══ Data for this task ══

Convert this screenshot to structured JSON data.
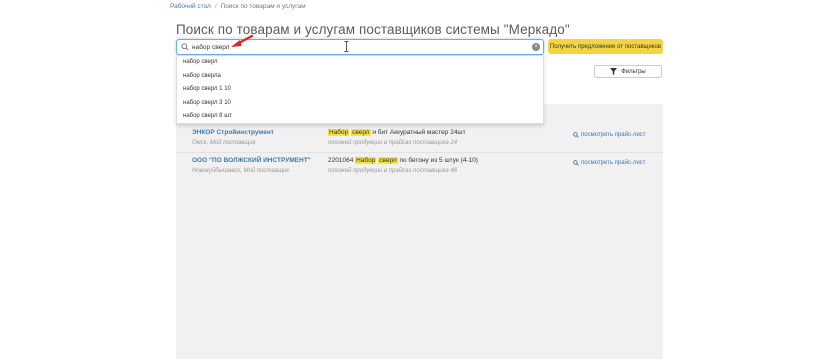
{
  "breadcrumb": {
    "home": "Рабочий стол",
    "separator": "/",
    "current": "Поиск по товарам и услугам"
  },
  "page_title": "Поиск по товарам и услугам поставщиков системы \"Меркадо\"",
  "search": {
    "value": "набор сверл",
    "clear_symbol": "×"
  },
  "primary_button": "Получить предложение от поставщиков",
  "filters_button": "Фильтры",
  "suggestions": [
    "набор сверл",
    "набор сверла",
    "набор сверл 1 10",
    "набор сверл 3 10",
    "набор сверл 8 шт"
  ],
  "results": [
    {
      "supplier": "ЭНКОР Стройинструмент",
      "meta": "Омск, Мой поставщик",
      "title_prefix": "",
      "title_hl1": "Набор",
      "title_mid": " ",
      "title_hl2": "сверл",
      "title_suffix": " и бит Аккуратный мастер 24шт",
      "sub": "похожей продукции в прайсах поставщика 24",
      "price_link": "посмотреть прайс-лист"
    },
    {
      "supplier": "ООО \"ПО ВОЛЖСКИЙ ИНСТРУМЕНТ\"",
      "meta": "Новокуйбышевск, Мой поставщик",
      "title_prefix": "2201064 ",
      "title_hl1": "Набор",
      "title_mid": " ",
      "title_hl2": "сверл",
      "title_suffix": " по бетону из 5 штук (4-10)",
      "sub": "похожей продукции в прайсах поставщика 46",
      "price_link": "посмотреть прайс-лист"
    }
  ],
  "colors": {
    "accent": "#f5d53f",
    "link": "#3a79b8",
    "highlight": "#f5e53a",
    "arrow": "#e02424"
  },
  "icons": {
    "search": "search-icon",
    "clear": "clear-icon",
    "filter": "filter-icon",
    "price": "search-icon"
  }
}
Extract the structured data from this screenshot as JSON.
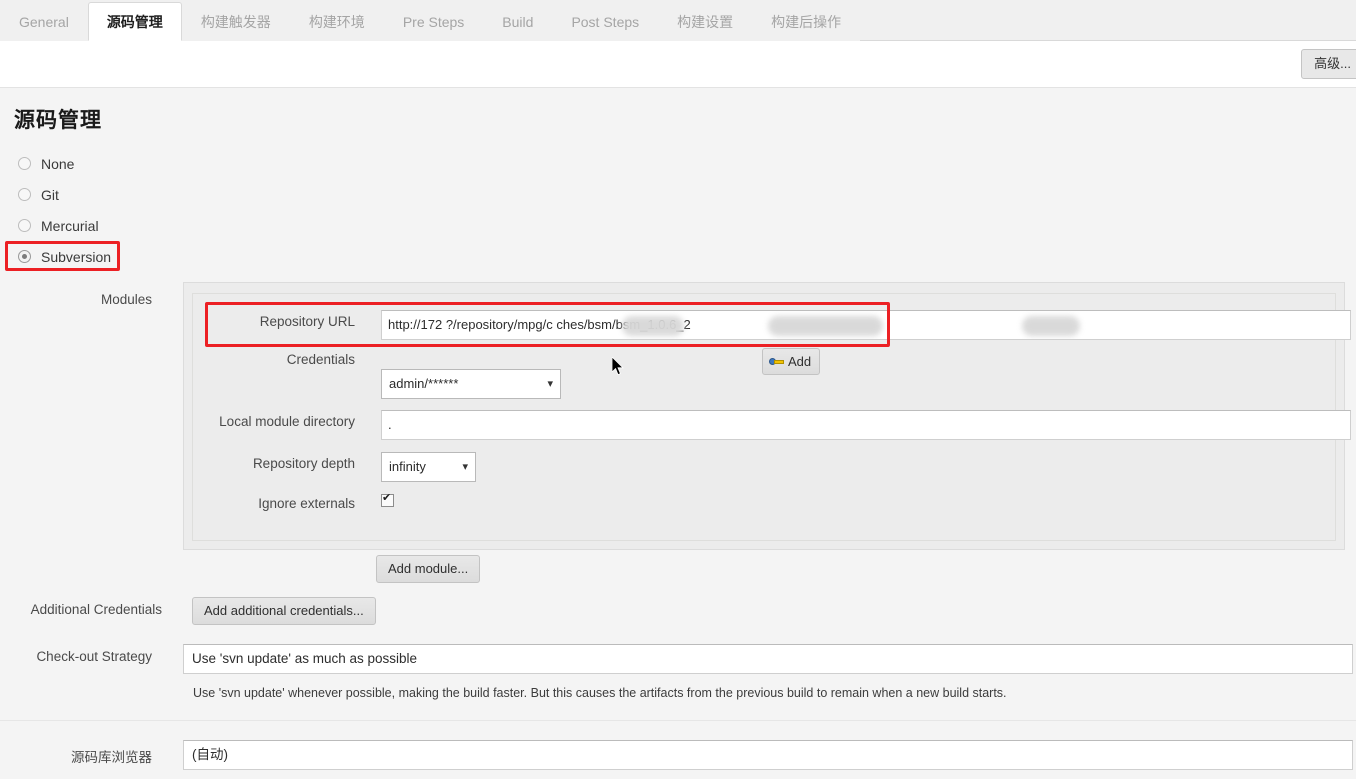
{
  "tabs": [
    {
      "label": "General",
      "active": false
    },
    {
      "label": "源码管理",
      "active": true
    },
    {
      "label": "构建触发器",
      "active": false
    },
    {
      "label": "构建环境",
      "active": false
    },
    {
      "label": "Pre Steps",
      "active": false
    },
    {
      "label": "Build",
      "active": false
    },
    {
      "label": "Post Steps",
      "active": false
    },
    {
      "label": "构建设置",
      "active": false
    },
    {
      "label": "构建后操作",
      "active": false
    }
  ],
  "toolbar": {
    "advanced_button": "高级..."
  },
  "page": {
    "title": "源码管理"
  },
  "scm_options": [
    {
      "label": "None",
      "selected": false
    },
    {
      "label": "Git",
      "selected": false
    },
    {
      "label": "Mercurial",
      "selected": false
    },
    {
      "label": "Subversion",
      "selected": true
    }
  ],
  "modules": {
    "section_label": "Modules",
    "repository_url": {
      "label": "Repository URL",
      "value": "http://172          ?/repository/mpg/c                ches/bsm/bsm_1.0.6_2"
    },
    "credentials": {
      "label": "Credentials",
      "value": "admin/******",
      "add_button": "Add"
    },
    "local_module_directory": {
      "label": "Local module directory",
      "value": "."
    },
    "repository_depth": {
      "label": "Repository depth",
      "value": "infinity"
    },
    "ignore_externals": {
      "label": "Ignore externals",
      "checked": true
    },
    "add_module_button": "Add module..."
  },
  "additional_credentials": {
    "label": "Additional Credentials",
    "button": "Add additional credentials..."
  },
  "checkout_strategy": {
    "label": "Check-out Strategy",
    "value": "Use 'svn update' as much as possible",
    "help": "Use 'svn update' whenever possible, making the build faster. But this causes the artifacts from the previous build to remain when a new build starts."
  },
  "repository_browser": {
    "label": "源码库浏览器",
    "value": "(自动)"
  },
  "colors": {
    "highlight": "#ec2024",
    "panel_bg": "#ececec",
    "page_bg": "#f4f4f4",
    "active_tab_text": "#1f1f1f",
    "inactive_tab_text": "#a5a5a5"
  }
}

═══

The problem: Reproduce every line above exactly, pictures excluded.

Output:
Convert this screenshot to structured JSON data.
{
  "breadcrumb": {
    "home": "Рабочий стол",
    "separator": "/",
    "current": "Поиск по товарам и услугам"
  },
  "page_title": "Поиск по товарам и услугам поставщиков системы \"Меркадо\"",
  "search": {
    "value": "набор сверл",
    "clear_symbol": "×"
  },
  "primary_button": "Получить предложение от поставщиков",
  "filters_button": "Фильтры",
  "suggestions": [
    "набор сверл",
    "набор сверла",
    "набор сверл 1 10",
    "набор сверл 3 10",
    "набор сверл 8 шт"
  ],
  "results": [
    {
      "supplier": "ЭНКОР Стройинструмент",
      "meta": "Омск, Мой поставщик",
      "title_prefix": "",
      "title_hl1": "Набор",
      "title_mid": " ",
      "title_hl2": "сверл",
      "title_suffix": " и бит Аккуратный мастер 24шт",
      "sub": "похожей продукции в прайсах поставщика 24",
      "price_link": "посмотреть прайс-лист"
    },
    {
      "supplier": "ООО \"ПО ВОЛЖСКИЙ ИНСТРУМЕНТ\"",
      "meta": "Новокуйбышевск, Мой поставщик",
      "title_prefix": "2201064 ",
      "title_hl1": "Набор",
      "title_mid": " ",
      "title_hl2": "сверл",
      "title_suffix": " по бетону из 5 штук (4-10)",
      "sub": "похожей продукции в прайсах поставщика 46",
      "price_link": "посмотреть прайс-лист"
    }
  ],
  "colors": {
    "accent": "#f5d53f",
    "link": "#3a79b8",
    "highlight": "#f5e53a",
    "arrow": "#e02424"
  },
  "icons": {
    "search": "search-icon",
    "clear": "clear-icon",
    "filter": "filter-icon",
    "price": "search-icon"
  }
}
Extract the structured data from this screenshot as JSON.
{
  "tabs": [
    {
      "label": "General",
      "active": false
    },
    {
      "label": "源码管理",
      "active": true
    },
    {
      "label": "构建触发器",
      "active": false
    },
    {
      "label": "构建环境",
      "active": false
    },
    {
      "label": "Pre Steps",
      "active": false
    },
    {
      "label": "Build",
      "active": false
    },
    {
      "label": "Post Steps",
      "active": false
    },
    {
      "label": "构建设置",
      "active": false
    },
    {
      "label": "构建后操作",
      "active": false
    }
  ],
  "toolbar": {
    "advanced_button": "高级..."
  },
  "page": {
    "title": "源码管理"
  },
  "scm_options": [
    {
      "label": "None",
      "selected": false
    },
    {
      "label": "Git",
      "selected": false
    },
    {
      "label": "Mercurial",
      "selected": false
    },
    {
      "label": "Subversion",
      "selected": true
    }
  ],
  "modules": {
    "section_label": "Modules",
    "repository_url": {
      "label": "Repository URL",
      "value": "http://172          ?/repository/mpg/c                ches/bsm/bsm_1.0.6_2"
    },
    "credentials": {
      "label": "Credentials",
      "value": "admin/******",
      "add_button": "Add"
    },
    "local_module_directory": {
      "label": "Local module directory",
      "value": "."
    },
    "repository_depth": {
      "label": "Repository depth",
      "value": "infinity"
    },
    "ignore_externals": {
      "label": "Ignore externals",
      "checked": true
    },
    "add_module_button": "Add module..."
  },
  "additional_credentials": {
    "label": "Additional Credentials",
    "button": "Add additional credentials..."
  },
  "checkout_strategy": {
    "label": "Check-out Strategy",
    "value": "Use 'svn update' as much as possible",
    "help": "Use 'svn update' whenever possible, making the build faster. But this causes the artifacts from the previous build to remain when a new build starts."
  },
  "repository_browser": {
    "label": "源码库浏览器",
    "value": "(自动)"
  },
  "colors": {
    "highlight": "#ec2024",
    "panel_bg": "#ececec",
    "page_bg": "#f4f4f4",
    "active_tab_text": "#1f1f1f",
    "inactive_tab_text": "#a5a5a5"
  }
}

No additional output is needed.